    Thanks for the quick responses...I think you're right that they don't understand the buffering effect of CYA...very frustrating. I don't have an SWG; would your opinion still be to leave the CYA alone in that case? That is disappointing about the bioactive...
    80 is within the recommended range for a SWG pool. Pool School - Water Balance for SWGs
    16K freeform gunite with spa; Pentair 4000 DE filter; Century Whisperflow 1 HP; Pentair Minimax heater.
    Troublefree does not mean Maintenancefree. It's like brushing your teeth: You can spend a couple minutes a day and pennies a week or go to the dentist once a year and spend several thousand dollars.
    A pool is like a pet - you have to feed it every day, even the days you don't want to play with it!

  6. Back To Top    #6

    Join Date
    Mar 2016
    Location
    NC
    Posts
    31

    Re: Fairly high CYA and Chlorine - corrosive to heater?

    Quote Originally Posted by Richard320 View Post
    80 is within the recommended range for a SWG pool. Pool School - Water Balance for SWGs
    Just to clarify, we do NOT have a SWG pool...
    15K gal, IG plaster, 2 Jandy variable speed pumps (1 for filtration and 1 for spa returns/spillover), Jandy CL Cartridge filter, Delta UV, Jandy gas heater, Rola-Chem for chlorine and acid; pool build completed June 2016

  7. Back To Top    #7
    JoyfulNoise's Avatar
    Join Date
    May 2015
    Location
    Tucson, AZ
    Posts
    14,075

    Re: Fairly high CYA and Chlorine - corrosive to heater?

    You can operate a manually chlorinated pool at 80ppm CYA just fine.

    What your pool guy doesn't understand is that corrosion is almost entirely dominated by pH and dissolved oxygen levels. There's very little dissolved O2 in pool water and metal corrosion (absent any type of galvanic coupling or impressed currents) typically only starts when the pH gets low, below 7. Chloride sources (salts, chlorinating liquids, etc) enhance certain forms of corrosion and will allow corrosion to occur at higher pH BUT the presence of either chloride or CYA will not initiate corrosion. These guys just simply don't understand the science behind corrosion, they attribute rust and corrosion to the wrong sources and then they spread the misinformation to either appear "smart" or to try to sell you something you don't need...
    Matt
    16k IG PebbleTec pool, 650gal spa, spillway and waterfall, 3HP IntelliFlo VS / 1.5HP WhisperFlo, Pentair QuadDE-100 filter, IC40 SWCG, MasterTemp 400k BTU/hr NG heater, KreepyKrauly suction-side cleaner Dolphin S300i robot, EasyTouch controls, city water, K-1001, K-2006 and K-1766 test kits, Mannitol test for borates

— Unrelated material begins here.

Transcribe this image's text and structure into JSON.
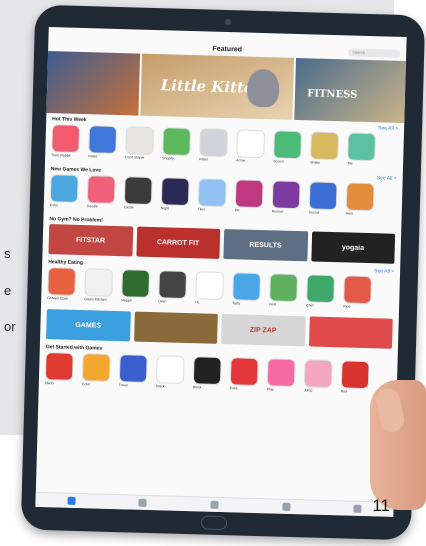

Posting Permissions

  • You may not post new threads
  • You may not post replies
  • You may not post attachments
  • You may not edit your posts
  •